- **Exercise**
Looking at the records below, count how many lines contain the string "label". Give that number alone.

- **Page and application data records**
══════════════════════════════
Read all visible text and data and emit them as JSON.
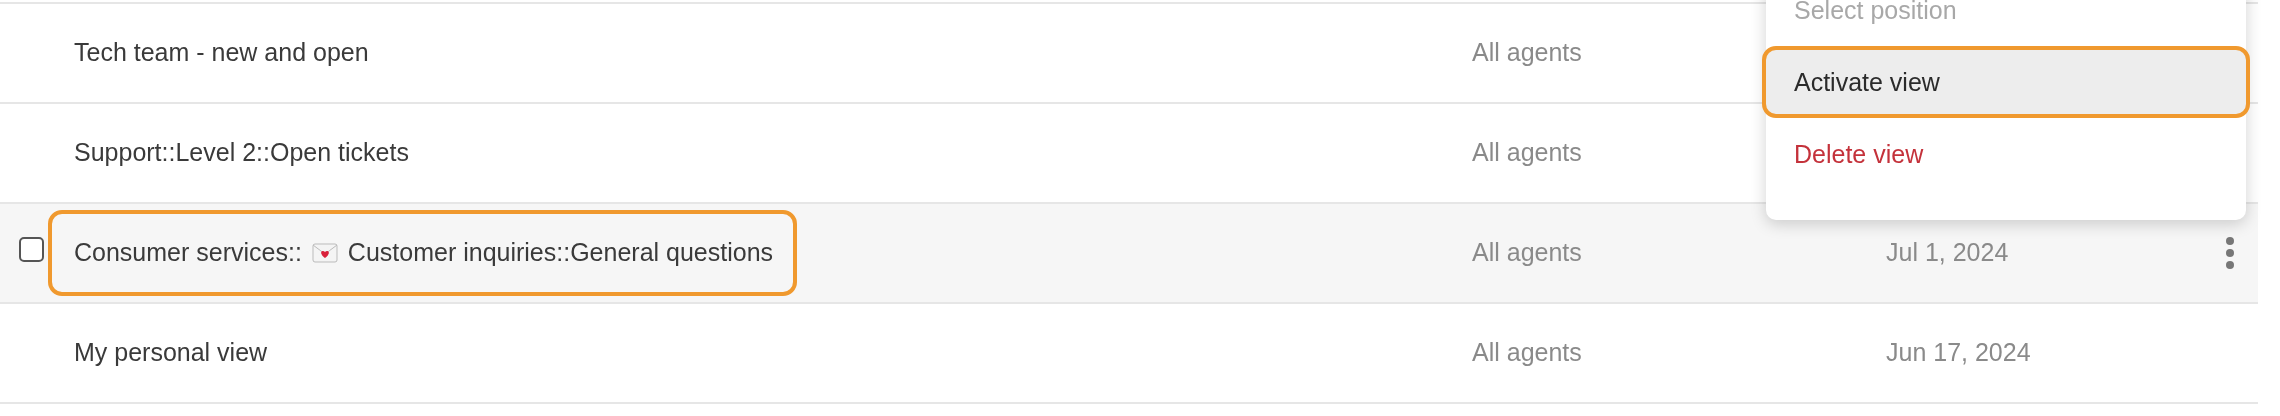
{
  "rows": [
    {
      "title_parts": [
        "Tech team - new and open"
      ],
      "audience": "All agents",
      "hovered": false,
      "highlighted": false
    },
    {
      "title_parts": [
        "Support::Level 2::Open tickets"
      ],
      "audience": "All agents",
      "hovered": false,
      "highlighted": false
    },
    {
      "title_parts": [
        "Consumer services::",
        "Customer inquiries::General questions"
      ],
      "has_icon": true,
      "audience": "All agents",
      "date": "Jul 1, 2024",
      "hovered": true,
      "checked": false,
      "highlighted": true
    },
    {
      "title_parts": [
        "My personal view"
      ],
      "audience": "All agents",
      "date": "Jun 17, 2024",
      "hovered": false,
      "highlighted": false
    }
  ],
  "menu": {
    "items": [
      {
        "label": "Select position",
        "kind": "normal",
        "disabled": true,
        "highlighted": false
      },
      {
        "label": "Activate view",
        "kind": "normal",
        "disabled": false,
        "highlighted": true
      },
      {
        "label": "Delete view",
        "kind": "danger",
        "disabled": false,
        "highlighted": false
      }
    ]
  }
}
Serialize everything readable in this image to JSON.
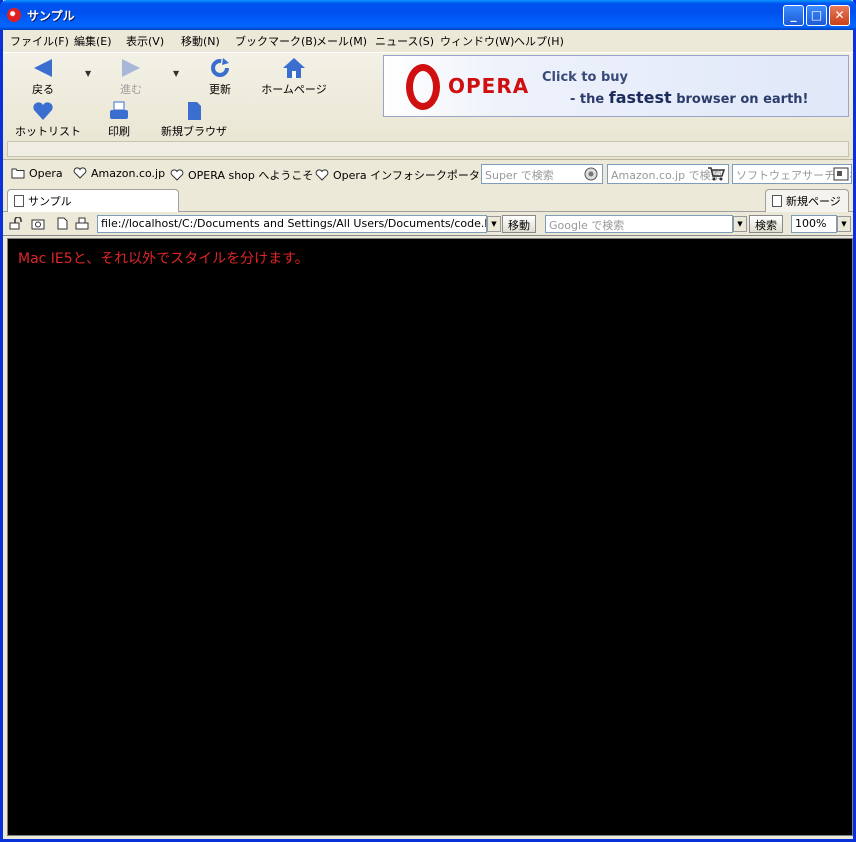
{
  "window": {
    "title": "サンプル",
    "controls": {
      "minimize": "_",
      "maximize": "□",
      "close": "✕"
    }
  },
  "menu": [
    "ファイル(F)",
    "編集(E)",
    "表示(V)",
    "移動(N)",
    "ブックマーク(B)",
    "メール(M)",
    "ニュース(S)",
    "ウィンドウ(W)",
    "ヘルプ(H)"
  ],
  "toolbar": {
    "back": "戻る",
    "forward": "進む",
    "reload": "更新",
    "home": "ホームページ",
    "hotlist": "ホットリスト",
    "print": "印刷",
    "new_browser": "新規ブラウザ"
  },
  "banner": {
    "brand": "OPERA",
    "line1": "Click to buy",
    "line2_prefix": "- the ",
    "line2_emphasis": "fastest",
    "line2_suffix": " browser on earth!"
  },
  "bookmarks": [
    {
      "label": "Opera",
      "icon": "folder-icon"
    },
    {
      "label": "Amazon.co.jp",
      "icon": "heart-icon"
    },
    {
      "label": "OPERA shop へようこそ",
      "icon": "heart-icon"
    },
    {
      "label": "Opera インフォシークポータル",
      "icon": "heart-icon"
    }
  ],
  "search_fields": {
    "super": "Super で検索",
    "amazon": "Amazon.co.jp で検索",
    "software": "ソフトウェアサーチ で検索"
  },
  "tabs": {
    "active": "サンプル",
    "new_page": "新規ページ"
  },
  "address": {
    "url": "file://localhost/C:/Documents and Settings/All Users/Documents/code.html",
    "go_button": "移動",
    "google_placeholder": "Google で検索",
    "search_button": "検索",
    "zoom": "100%"
  },
  "content": {
    "text": "Mac IE5と、それ以外でスタイルを分けます。",
    "background": "#000000",
    "text_color": "#e0252a"
  }
}
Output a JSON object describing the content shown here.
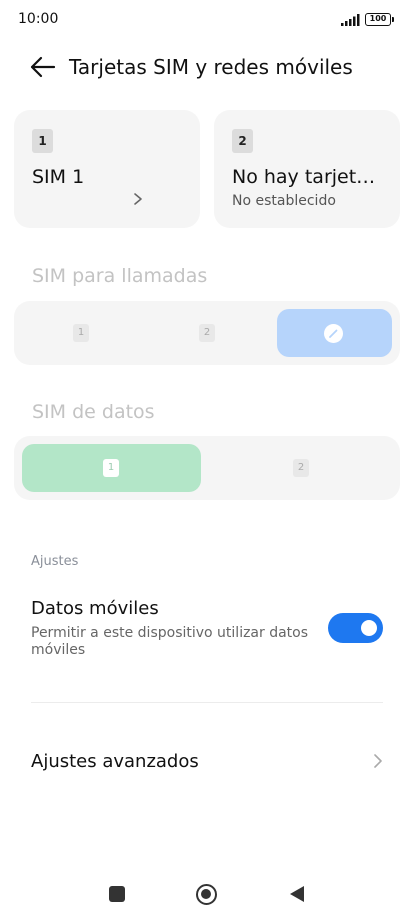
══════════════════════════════
- **Completed task**
7